Top of INPUT

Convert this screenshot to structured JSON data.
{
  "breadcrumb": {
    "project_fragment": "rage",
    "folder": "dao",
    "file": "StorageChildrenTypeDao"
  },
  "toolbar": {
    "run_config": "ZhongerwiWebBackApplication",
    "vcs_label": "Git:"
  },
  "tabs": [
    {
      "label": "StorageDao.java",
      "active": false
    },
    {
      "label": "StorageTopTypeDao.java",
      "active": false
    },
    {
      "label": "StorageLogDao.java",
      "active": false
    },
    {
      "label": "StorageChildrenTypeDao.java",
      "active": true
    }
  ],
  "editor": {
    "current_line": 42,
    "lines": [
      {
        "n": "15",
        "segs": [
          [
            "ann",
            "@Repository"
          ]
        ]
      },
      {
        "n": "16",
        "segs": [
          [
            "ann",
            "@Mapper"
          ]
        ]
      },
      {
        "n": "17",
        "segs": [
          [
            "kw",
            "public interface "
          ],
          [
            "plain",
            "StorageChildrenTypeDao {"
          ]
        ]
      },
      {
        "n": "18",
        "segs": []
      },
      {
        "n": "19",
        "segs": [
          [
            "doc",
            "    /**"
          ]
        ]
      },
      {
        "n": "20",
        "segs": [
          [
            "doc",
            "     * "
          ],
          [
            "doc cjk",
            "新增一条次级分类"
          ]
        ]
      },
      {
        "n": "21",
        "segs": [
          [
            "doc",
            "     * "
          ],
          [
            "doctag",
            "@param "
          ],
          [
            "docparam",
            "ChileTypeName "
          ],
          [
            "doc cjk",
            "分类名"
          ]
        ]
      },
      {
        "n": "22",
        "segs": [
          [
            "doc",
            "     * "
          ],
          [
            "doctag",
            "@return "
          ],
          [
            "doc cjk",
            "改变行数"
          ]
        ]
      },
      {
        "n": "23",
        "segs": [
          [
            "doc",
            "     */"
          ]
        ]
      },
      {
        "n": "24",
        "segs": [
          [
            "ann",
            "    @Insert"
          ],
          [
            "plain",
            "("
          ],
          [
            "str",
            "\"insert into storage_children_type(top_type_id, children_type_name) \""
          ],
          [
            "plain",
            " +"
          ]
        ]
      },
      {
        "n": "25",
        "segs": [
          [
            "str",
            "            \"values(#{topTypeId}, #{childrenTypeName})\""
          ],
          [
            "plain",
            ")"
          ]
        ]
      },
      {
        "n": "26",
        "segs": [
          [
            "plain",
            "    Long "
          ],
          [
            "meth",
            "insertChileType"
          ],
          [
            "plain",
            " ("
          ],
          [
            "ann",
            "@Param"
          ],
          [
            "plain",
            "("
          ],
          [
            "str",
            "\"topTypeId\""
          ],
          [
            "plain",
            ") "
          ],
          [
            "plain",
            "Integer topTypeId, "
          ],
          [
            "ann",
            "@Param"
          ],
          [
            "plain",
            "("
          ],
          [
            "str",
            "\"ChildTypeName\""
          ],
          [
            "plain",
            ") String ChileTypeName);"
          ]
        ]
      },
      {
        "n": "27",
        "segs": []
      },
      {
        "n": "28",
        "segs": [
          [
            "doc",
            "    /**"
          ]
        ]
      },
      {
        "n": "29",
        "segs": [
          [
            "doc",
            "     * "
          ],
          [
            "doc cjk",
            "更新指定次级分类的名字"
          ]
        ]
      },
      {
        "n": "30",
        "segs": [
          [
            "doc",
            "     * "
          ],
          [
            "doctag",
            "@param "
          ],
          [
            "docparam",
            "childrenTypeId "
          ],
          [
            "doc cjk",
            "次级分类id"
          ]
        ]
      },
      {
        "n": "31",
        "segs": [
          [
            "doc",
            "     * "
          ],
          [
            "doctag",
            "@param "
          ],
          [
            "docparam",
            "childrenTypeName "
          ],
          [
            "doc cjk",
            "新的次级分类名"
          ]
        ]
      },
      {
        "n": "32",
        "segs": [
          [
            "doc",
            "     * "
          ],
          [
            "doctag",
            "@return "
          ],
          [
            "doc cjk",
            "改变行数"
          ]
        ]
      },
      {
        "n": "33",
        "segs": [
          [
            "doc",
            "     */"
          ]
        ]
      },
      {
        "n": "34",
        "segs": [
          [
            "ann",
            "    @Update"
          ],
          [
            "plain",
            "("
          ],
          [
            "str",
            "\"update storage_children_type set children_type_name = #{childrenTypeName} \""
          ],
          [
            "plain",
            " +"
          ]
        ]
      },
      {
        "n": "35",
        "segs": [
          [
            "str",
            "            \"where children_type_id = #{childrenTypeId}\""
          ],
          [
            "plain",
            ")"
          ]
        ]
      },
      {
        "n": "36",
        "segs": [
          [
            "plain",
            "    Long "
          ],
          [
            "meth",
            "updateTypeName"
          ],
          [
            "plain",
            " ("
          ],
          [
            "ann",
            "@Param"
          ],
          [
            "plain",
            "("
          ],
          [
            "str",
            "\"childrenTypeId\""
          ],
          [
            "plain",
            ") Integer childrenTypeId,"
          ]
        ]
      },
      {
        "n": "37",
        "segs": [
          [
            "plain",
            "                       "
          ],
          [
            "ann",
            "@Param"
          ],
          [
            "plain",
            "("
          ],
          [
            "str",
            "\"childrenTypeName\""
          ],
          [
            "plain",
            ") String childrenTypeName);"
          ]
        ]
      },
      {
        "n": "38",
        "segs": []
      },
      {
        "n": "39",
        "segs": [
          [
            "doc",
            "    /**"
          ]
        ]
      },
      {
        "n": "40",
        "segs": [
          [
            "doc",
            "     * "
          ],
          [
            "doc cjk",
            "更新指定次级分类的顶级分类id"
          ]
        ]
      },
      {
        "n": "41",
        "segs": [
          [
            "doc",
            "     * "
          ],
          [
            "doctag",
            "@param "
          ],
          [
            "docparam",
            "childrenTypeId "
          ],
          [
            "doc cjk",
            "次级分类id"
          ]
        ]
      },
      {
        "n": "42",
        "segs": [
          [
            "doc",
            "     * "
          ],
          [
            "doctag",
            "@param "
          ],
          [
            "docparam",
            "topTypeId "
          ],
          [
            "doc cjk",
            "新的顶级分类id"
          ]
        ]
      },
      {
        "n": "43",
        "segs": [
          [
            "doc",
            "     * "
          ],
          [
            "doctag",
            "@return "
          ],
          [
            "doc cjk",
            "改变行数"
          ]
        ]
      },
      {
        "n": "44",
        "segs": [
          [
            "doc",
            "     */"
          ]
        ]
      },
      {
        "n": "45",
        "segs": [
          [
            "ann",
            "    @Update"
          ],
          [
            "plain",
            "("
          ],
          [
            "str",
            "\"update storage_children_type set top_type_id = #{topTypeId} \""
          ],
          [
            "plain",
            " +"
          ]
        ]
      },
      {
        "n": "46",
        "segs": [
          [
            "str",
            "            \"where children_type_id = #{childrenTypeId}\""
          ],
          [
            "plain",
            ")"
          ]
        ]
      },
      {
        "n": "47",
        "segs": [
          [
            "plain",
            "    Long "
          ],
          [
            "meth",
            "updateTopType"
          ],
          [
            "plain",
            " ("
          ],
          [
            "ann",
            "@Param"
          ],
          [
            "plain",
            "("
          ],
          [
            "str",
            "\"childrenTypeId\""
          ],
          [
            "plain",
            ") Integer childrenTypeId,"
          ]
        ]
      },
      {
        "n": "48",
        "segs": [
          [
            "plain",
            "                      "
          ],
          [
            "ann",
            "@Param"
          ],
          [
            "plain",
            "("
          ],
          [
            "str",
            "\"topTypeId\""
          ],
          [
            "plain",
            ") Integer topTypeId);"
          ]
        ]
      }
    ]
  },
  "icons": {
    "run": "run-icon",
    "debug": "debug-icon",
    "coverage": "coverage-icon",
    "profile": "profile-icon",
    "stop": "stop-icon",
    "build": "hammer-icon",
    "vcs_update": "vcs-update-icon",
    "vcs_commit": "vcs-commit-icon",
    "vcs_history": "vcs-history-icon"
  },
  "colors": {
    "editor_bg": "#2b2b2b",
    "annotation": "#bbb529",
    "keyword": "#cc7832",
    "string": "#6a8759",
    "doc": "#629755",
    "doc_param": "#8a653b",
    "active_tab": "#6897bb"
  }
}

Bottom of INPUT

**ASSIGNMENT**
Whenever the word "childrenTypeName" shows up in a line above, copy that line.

**SOLUTION TO THIS PROBLEM**
            "            \"values(#{topTypeId}, #{childrenTypeName})\""
            "childrenTypeName "
            "\"update storage_children_type set children_type_name = #{childrenTypeName} \""
            "\"childrenTypeName\""
            ") String childrenTypeName);"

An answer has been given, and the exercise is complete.